Determine how many lines in the listing below contain "inabajjzs", then give only that number.

▶ **INPUT FOR THIS TASK**:
>>>
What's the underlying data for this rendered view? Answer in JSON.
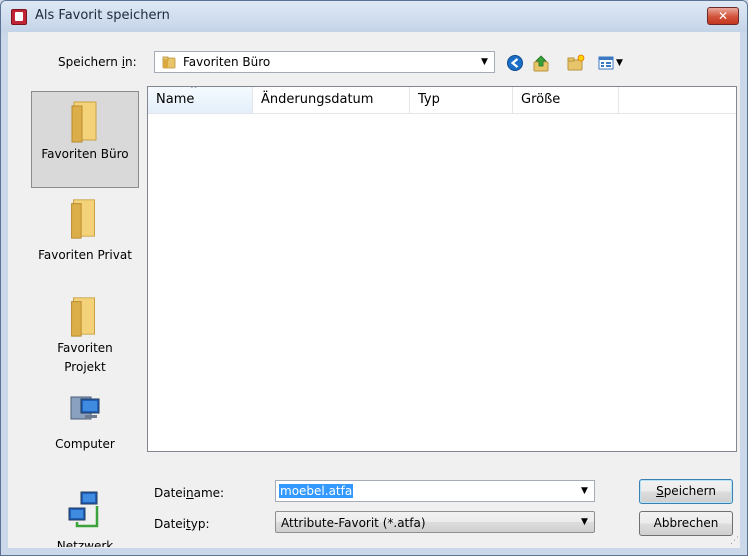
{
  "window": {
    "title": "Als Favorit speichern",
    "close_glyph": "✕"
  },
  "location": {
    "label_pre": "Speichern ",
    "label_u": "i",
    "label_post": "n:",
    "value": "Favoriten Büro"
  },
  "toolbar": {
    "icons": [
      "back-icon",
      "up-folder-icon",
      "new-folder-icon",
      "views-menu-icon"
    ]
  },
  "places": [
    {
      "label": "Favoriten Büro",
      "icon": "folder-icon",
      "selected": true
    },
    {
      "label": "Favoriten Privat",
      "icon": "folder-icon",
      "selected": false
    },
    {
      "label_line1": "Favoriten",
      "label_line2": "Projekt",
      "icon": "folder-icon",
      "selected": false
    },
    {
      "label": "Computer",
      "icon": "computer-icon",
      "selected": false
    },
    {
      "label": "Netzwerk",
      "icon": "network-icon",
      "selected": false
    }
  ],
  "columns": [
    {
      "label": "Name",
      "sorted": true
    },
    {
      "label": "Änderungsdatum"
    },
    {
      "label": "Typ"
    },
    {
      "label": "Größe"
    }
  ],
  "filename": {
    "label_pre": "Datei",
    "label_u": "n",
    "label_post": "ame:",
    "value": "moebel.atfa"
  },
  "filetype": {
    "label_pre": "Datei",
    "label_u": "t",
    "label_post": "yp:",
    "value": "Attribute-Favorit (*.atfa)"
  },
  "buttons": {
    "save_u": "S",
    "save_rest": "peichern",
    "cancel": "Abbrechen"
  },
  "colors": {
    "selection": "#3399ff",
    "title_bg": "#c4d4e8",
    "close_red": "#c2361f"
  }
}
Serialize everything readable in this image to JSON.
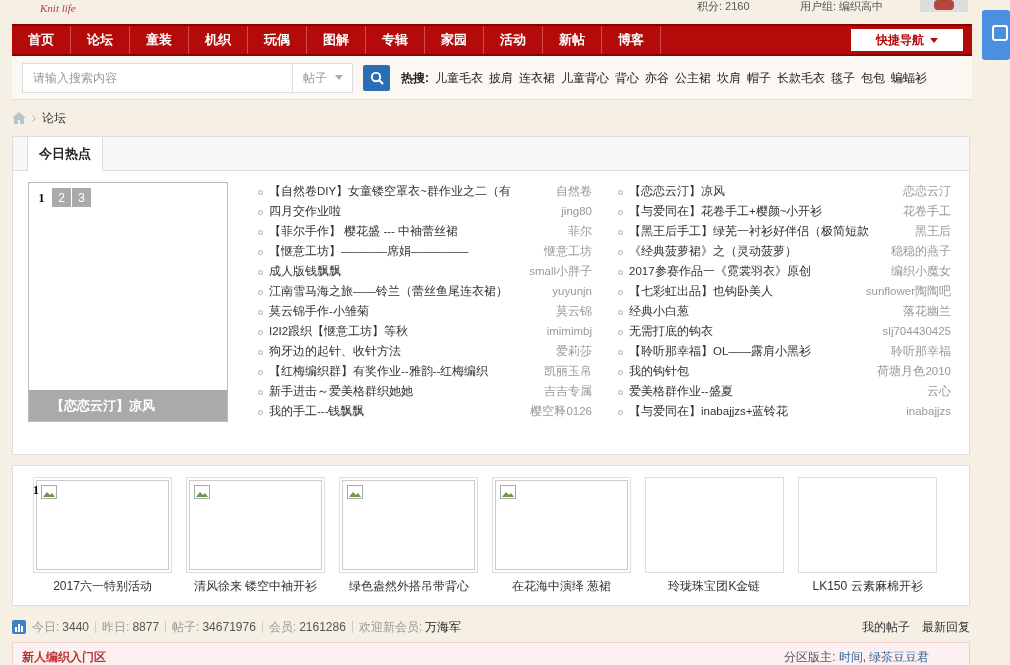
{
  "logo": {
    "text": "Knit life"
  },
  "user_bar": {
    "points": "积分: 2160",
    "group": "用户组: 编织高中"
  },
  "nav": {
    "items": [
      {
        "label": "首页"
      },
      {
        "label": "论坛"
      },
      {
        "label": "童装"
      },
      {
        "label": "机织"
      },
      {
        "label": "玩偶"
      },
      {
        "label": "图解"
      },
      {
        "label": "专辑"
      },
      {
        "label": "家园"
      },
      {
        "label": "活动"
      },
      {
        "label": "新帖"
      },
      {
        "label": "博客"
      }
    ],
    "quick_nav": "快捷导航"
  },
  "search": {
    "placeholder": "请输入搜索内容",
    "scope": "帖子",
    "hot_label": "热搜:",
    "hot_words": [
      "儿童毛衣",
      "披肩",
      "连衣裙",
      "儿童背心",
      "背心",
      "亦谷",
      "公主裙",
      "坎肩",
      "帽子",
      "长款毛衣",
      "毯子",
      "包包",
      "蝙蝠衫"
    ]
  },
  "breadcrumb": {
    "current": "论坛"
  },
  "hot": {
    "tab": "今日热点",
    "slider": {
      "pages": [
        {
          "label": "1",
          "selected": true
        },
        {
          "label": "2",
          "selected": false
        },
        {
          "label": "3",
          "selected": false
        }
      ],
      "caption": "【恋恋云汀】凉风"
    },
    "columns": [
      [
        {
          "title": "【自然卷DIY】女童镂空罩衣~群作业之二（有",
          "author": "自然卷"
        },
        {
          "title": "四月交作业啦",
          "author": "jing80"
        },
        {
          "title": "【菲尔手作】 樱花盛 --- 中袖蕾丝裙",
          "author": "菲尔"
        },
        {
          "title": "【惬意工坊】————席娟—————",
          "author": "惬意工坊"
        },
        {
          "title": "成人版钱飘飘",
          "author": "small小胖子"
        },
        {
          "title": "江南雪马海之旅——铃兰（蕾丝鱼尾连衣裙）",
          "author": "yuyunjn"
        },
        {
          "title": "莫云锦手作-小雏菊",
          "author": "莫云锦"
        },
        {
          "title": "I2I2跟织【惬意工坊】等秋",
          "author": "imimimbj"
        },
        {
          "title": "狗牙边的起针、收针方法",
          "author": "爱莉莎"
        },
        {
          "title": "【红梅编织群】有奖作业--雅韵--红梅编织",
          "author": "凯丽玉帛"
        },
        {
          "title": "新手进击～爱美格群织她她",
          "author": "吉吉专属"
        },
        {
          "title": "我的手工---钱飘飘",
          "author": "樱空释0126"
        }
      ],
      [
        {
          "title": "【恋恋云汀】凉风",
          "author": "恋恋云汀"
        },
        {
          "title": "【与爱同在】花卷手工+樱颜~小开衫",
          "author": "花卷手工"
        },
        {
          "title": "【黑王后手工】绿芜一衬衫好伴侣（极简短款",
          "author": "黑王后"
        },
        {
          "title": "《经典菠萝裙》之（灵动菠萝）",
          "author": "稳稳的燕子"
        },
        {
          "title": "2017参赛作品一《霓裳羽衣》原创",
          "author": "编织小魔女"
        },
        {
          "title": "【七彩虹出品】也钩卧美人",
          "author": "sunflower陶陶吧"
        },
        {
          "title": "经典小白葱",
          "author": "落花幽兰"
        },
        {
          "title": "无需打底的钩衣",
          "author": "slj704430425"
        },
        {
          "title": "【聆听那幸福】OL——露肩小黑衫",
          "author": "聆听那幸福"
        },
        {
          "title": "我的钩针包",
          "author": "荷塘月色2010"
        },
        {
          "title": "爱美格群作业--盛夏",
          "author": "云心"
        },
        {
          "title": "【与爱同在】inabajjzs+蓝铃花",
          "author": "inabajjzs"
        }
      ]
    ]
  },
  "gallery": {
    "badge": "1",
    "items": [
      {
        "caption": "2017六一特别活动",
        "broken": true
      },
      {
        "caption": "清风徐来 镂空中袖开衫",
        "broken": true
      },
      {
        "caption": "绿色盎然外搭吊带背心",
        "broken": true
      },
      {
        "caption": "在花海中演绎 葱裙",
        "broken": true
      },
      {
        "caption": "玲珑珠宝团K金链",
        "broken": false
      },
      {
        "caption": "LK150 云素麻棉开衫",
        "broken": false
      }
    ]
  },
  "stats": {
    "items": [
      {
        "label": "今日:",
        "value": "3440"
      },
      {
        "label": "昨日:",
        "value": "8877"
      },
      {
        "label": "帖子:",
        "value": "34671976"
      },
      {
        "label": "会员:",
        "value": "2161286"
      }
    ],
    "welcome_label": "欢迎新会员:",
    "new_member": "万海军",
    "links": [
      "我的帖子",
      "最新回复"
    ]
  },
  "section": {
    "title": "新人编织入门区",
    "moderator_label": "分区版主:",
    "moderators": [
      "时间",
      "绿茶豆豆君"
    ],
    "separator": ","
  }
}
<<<
▶ **RESULT OF THIS EXERCISE**: 2